According to a recent study conducted by Trust for America’s Health and the Robert Wood Johnson Foundation, North Carolina residents rank 10th among states for the highest obesity rate. Per the recently released report, nearly 30% of adults in the state are considered to be obese, which is an increase from the 2009 findings, in which North Carolina ranked 12th in the nation. More women than men were reported to be overweight, and additionally, 18.6% of children aged 10 to 17 were also reported to be obese. North Carolina ranks 11th in the nation for the greatest percentage of obese children as well.
The findings seem to be consistent with the health standards in the South, with 10 of the 11 states in the South ranking highest in the country for obesity rates. Race and income were found to have a correlation to obesity rates within the state as well. While rates of obesity ran between 25-27% for Caucasians and Latinos, approximately 40% of African-Americans in the state were reported to be obese; lower rates of obesity were present among those who earned an income of $50,000 or more, while significantly higher rates were noted among those whose income was $15,000 or less.
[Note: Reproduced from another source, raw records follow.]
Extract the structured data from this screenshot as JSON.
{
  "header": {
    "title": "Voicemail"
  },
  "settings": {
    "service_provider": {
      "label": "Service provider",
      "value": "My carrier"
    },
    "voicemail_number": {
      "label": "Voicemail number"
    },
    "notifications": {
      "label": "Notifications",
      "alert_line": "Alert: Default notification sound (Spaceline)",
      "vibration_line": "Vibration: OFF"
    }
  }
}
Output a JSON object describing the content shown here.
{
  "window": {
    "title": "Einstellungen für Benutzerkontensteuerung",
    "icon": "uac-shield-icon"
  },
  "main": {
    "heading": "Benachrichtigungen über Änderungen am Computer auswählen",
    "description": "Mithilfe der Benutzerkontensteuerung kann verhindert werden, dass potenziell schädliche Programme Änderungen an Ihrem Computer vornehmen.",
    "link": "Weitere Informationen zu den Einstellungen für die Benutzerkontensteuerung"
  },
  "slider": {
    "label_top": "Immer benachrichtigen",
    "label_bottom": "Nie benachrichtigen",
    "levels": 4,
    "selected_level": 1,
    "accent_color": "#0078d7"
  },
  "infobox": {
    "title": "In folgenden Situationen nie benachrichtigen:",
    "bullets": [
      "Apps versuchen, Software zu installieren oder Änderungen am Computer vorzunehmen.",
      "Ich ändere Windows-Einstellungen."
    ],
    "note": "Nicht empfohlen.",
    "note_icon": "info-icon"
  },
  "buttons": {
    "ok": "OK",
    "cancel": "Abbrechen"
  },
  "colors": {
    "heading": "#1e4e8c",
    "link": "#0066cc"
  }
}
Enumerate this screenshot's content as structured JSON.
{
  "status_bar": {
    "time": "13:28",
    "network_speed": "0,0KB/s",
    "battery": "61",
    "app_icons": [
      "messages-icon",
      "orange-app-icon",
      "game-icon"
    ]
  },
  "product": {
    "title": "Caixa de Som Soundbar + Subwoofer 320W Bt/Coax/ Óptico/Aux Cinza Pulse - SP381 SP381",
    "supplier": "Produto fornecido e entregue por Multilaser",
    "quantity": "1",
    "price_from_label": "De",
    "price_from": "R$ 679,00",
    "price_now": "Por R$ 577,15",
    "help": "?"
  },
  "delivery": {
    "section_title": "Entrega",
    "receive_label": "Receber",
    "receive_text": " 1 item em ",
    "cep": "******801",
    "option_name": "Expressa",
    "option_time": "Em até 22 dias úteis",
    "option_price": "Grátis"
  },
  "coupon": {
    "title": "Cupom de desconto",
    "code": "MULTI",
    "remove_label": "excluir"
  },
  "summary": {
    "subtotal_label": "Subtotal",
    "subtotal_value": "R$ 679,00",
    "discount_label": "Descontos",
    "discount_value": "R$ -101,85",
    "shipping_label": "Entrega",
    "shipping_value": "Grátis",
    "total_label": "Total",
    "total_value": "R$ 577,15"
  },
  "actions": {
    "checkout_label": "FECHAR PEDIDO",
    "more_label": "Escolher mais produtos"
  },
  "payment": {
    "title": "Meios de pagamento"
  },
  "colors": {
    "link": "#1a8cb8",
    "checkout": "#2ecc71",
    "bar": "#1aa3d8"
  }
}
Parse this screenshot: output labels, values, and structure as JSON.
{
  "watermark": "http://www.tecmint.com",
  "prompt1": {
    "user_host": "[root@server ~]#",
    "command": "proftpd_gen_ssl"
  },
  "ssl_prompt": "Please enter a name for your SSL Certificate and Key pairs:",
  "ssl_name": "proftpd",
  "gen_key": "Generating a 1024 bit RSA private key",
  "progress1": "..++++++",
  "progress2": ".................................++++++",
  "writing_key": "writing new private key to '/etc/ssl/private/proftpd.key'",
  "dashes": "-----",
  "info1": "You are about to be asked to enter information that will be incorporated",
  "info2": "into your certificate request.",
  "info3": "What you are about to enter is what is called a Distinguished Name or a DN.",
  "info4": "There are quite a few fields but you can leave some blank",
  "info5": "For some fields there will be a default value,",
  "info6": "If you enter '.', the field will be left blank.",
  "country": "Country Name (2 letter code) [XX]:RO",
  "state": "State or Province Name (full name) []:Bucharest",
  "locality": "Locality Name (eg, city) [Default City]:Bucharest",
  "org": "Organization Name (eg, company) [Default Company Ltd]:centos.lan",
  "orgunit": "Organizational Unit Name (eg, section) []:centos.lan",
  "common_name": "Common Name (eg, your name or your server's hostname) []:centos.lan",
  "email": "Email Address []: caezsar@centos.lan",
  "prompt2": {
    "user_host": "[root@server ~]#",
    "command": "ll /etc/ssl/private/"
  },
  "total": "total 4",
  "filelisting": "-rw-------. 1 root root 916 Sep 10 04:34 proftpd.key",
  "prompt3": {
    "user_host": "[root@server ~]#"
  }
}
The report found that Mississippi has the highest rates of obesity (over 33%), while Colorado had the lowest rates (19%). The organization used the federal definition of obesity to support these findings, which for adults is a body mass index (BMI) of 30 or greater.
The Executive Director of Trust for America’s Health, Dr. Jeffrey Levi, commented on the findings:
“Obesity is one of the biggest public health challenges the country has ever faced, and troubling disparities exist based on race, ethnicity, region and income. This report shows that the country has taken bold steps to address the obesity crisis in recent years, but the nation’s response has yet to fully match the magnitude of the problem. Millions of Americans still face barriers - like the high cost of healthy foods and lack of access to safe places to be physically active - that make healthy choices challenging.”
In an effort to address the major issue obesity poses for the heath of North Carolinians, the state has made strides in programs and policies with the goal to improve the overall health of children. Nutritional standards and guidelines have been set by the state for meals served within schools, and body mass index screenings are required for students as well. Several years ago, only a handful of states had passed such regulations, so North Carolina appears to be among states in the forefront in fighting obesity among children.
More details on the findings of this report can be found at the Trust for America’s Health website.